Caption from the book Gardens of the North Shore of Chicago: “Squash, beans, tomatoes, and herbs mix with nasturtiums, cosmos, and dahlias in the vegetable garden.”

Old Mill Farm in Lake Forest

Now we understand why Beatrix Potter’s mischievous Peter Rabbit was so tempted to squeeze under the gate of Mr. McGregor’s garden. Lush, symmetrical, and blooming with nasturtiums, cosmos, and dahlias, this picturesque vegetable garden at Old Mill Farm takes our imaginations back to the classic children’s story.

Caption from the book Gardens of the North Shore of Chicago: “A weathered arbor entwined with climbing hydrangea marks the beginning of the maple allée leading to the orchard.” (Levin Garden at Highland Park)

Levin Garden at Highland Park

Climbing hydrangea is a favorite wallpaper motif of designer and Flower contributing editor James Farmer (see it in his interiors here and here). Above, real-life climbing hydrangeas clamber up an arbor set in a naturalistic garden in Highland Park, reminding us why the plant has inspired patterns for fine wallpaper companies from Schumacher to Quadrille.

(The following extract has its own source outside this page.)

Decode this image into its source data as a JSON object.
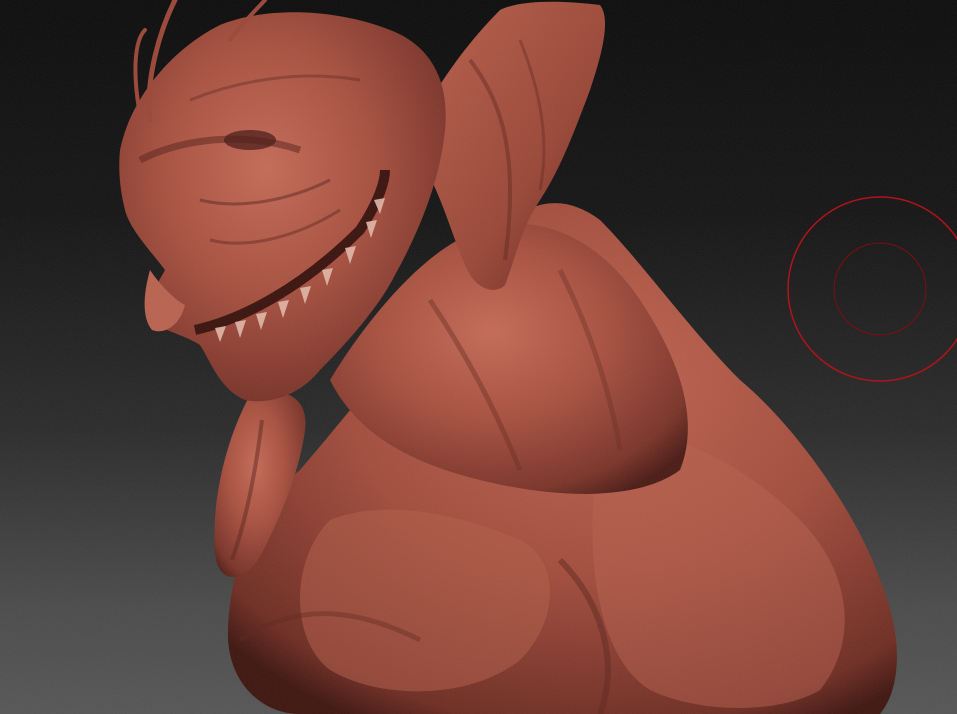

Caption from the book Gardens of the North Shore of Chicago: “Window boxes and urns overflow with pink geraniums and annuals while New Dawn climbing roses and white clematis scamper up a trellis.” (Lenhardt Garden in Winnetka)

Lenhardt Garden in Winnetka

On a closing note, the author and his wife, Cindy, have a fine North Shore garden of their own. At their Nantucket-style home in Winnetka, pink geraniums and purple annuals planted in a charming window box and urn bring a pop of color that complements quieter blooms—New Dawn climbing roses and white clematis.

To see the rest, check out Gardens of the North Shore of Chicago by Benjamin F. Lenhardt Jr. and photographs by Scott Shigley (The Monacelli Press, 2020).


Book review by Terri Robertson